Shootings & Movie Theaters – Now What?

aurora-movie-theater-crime-sceneOn May 19, 2016 a jury of 6 people ruled in favor of a movie theater in civil court, holding the theater could not have prevented a mass shooting that left 12 people dead. Several of the survivors and family members of those killed sued the movie theater and argued the theater had insufficient security and should have foreseen the possibility of a mass shooting at a big premiere movie event.  We now wait for the promised appeal, but many are already chiming in on what the verdict means to movie theaters and other similarly situated hospitality companies around the country.

Since the verdict, multiple articles have cited security consultants and stated that a verdict against the theater would have likely resulted in the use of metal detectors, increased security and significantly higher ticket prices but now “theater owners are probably breathing a sigh of relief.” (See,

While I completely agree with the theater’s defense that nothing could have stopped this shooting, I would not agree that theater owners are breathing a sigh of relief – or at least they certainly shouldn’t be. This 2012 mass movie theater shooting was really the first of its kind, but unfortunately it was not the last.  That means the Plaintiff’s Bar will now argue that any future mass theater shooting is “foreseeable.”

A focus of the defense in this case was that the shooting was completely random and not foreseeable. Foreseeability is a necessary element to prove negligence in any criminal act of third party case across the country.  The problem is that it is much easier for the defense to argue there was no foreseeability with the first mass shooting.  From now on, that argument will not hold as much weight.

From the plaintiff’s extremely broad perspective, all movie theaters can now “foresee” that a mass shooting could take place. From the defense perspective, any crime is arguably foreseeable.  The key is what is reasonably foreseeable and what are the reasonable actions a movie theater must take to prevent a shooting from taking place.  Arguing that mass shootings are now foreseeable to all retail and hospitality companies is a position that plaintiffs should really think twice about making because while it may get them a few bucks, its impact on society is significant.

One of the most common arguments used in criminal acts of third party cases involving a shooting is that the security guards should have been armed.
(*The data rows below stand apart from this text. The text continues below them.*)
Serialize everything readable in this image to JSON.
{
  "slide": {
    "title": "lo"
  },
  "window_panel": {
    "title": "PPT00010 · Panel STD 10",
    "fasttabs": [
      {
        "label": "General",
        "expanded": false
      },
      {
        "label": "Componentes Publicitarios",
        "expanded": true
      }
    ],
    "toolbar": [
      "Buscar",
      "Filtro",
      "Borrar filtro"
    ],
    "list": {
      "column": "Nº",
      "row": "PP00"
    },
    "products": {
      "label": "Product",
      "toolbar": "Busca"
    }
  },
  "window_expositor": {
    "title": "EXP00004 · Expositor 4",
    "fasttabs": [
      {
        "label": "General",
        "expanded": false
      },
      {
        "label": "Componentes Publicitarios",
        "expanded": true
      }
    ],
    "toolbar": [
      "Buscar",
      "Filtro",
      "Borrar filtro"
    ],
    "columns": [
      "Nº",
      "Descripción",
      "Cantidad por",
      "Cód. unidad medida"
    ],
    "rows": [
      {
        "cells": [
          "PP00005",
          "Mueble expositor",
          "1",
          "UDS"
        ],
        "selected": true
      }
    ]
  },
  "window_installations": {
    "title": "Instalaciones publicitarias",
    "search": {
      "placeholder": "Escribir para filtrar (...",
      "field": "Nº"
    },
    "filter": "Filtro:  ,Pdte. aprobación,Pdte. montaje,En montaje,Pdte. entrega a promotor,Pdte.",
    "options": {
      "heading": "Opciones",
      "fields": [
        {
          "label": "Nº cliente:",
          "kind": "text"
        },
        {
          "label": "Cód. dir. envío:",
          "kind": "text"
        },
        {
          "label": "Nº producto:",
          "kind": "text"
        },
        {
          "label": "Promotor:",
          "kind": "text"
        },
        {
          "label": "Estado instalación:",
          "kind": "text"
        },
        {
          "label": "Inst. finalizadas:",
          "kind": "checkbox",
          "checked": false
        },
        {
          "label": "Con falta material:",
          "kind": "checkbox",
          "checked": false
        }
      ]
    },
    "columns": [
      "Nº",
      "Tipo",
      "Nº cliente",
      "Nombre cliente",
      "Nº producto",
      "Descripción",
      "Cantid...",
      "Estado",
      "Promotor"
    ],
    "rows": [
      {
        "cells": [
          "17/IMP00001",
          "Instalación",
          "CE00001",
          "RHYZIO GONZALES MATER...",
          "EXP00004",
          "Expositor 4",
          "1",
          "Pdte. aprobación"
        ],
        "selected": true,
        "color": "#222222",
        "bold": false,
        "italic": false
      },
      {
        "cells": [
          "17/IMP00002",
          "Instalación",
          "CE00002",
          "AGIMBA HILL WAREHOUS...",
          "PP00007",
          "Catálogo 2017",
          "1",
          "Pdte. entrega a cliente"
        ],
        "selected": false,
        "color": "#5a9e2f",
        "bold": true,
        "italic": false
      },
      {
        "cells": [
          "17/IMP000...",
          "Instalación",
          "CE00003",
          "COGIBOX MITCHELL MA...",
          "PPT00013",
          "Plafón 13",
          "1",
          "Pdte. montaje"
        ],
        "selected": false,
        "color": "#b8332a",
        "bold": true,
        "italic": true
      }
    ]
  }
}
This argument has been made by the Plaintiffs’ Bar for decades and it was made in the Colorado case.  While the argument sounds good (which is why they keep making it), in reality the use of an armed guard would almost always be insufficient to prevent the shooting event and in some cases, could actually worsen the event.

Why? Look at this case as an example.  According to news reports, the shooter wore a ballistic helmet, protective gear for his legs, throat and groin, black gloves and a gas mask.  He propped open a back door and threw two tear gas canisters into the theater.   Once the canisters exploded, he started shooting. Police say he used an AR-15 rifle, a 12-gauge shotgun and at least one of two .40-caliber handguns recovered at the scene.  Soon after the shooting started, the fire alarm was sounded.  From the reports it seems the shootings lasted for less than a few minutes and within 6 minutes of the first 911 call, the shooter surrendered to police near his car in the parking lot – after the shooter was initially misidentified as a police officer due to his protective gear.  (See, www
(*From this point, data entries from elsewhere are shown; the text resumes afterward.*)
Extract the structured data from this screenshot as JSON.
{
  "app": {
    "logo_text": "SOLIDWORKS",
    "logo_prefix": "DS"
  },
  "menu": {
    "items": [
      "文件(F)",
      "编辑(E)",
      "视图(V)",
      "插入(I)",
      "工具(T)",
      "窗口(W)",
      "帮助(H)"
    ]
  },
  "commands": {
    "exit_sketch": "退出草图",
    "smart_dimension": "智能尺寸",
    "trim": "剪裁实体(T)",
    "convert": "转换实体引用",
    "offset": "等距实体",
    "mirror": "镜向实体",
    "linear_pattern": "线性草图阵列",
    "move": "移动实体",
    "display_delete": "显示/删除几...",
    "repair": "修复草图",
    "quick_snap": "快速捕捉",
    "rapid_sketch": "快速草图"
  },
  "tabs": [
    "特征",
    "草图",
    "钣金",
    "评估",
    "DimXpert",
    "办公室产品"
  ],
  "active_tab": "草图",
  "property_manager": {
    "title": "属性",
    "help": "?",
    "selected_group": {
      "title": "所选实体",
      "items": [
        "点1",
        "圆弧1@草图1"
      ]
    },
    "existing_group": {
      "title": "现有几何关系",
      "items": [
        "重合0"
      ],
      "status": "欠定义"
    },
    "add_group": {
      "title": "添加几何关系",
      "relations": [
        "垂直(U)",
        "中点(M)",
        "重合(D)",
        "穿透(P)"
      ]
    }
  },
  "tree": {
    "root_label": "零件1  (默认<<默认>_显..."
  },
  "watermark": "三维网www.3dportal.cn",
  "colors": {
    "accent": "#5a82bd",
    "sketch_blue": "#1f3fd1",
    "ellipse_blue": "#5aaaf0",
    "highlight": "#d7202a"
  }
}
In this type of situation, an armed security guard would most likely not have time to get to the theater to stop the shootings, especially when a fire alarm prevents the guard from hearing the shots and from knowing the location of the shootings. The guard would also be significantly lacking in fire power and ability to stop someone like this shooter. An armed guard is simply no match for a psychopathic mass shooter.
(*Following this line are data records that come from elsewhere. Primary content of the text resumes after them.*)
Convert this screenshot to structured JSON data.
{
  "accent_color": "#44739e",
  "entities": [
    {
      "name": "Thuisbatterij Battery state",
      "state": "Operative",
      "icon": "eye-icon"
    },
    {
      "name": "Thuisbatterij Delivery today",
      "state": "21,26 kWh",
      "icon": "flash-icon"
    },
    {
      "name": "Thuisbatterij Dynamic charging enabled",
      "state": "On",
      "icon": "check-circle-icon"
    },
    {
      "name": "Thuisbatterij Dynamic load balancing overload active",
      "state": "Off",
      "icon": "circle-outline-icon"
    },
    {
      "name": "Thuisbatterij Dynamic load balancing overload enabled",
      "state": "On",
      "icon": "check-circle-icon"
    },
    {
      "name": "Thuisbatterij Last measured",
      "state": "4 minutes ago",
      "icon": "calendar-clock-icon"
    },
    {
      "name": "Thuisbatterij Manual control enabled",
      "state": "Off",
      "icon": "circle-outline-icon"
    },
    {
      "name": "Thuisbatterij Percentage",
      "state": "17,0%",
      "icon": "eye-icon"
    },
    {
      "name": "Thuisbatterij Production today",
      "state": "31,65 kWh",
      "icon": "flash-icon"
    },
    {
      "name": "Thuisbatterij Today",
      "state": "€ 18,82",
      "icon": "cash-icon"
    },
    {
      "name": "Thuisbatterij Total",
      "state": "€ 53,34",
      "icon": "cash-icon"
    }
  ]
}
So what does this mean for movie theaters? Unfortunately for movie theater owners and movie goers alike, it likely means increased security and increased ticket prices – at least for big premiers.  Another likely outcome is that most, if not all, movie theaters will post no-gun signs because failure to do so would be pure ammunition for the Plaintiff’s Bar.

If you want to read more about the verdict and what people think of its impact, here are a few links:

PHOTO: Inside the Colorado movie theater following the 2012 mass shooting.  Photo was released by the Colorado District Attorney’s Office following the conclusion of the criminal trial.  (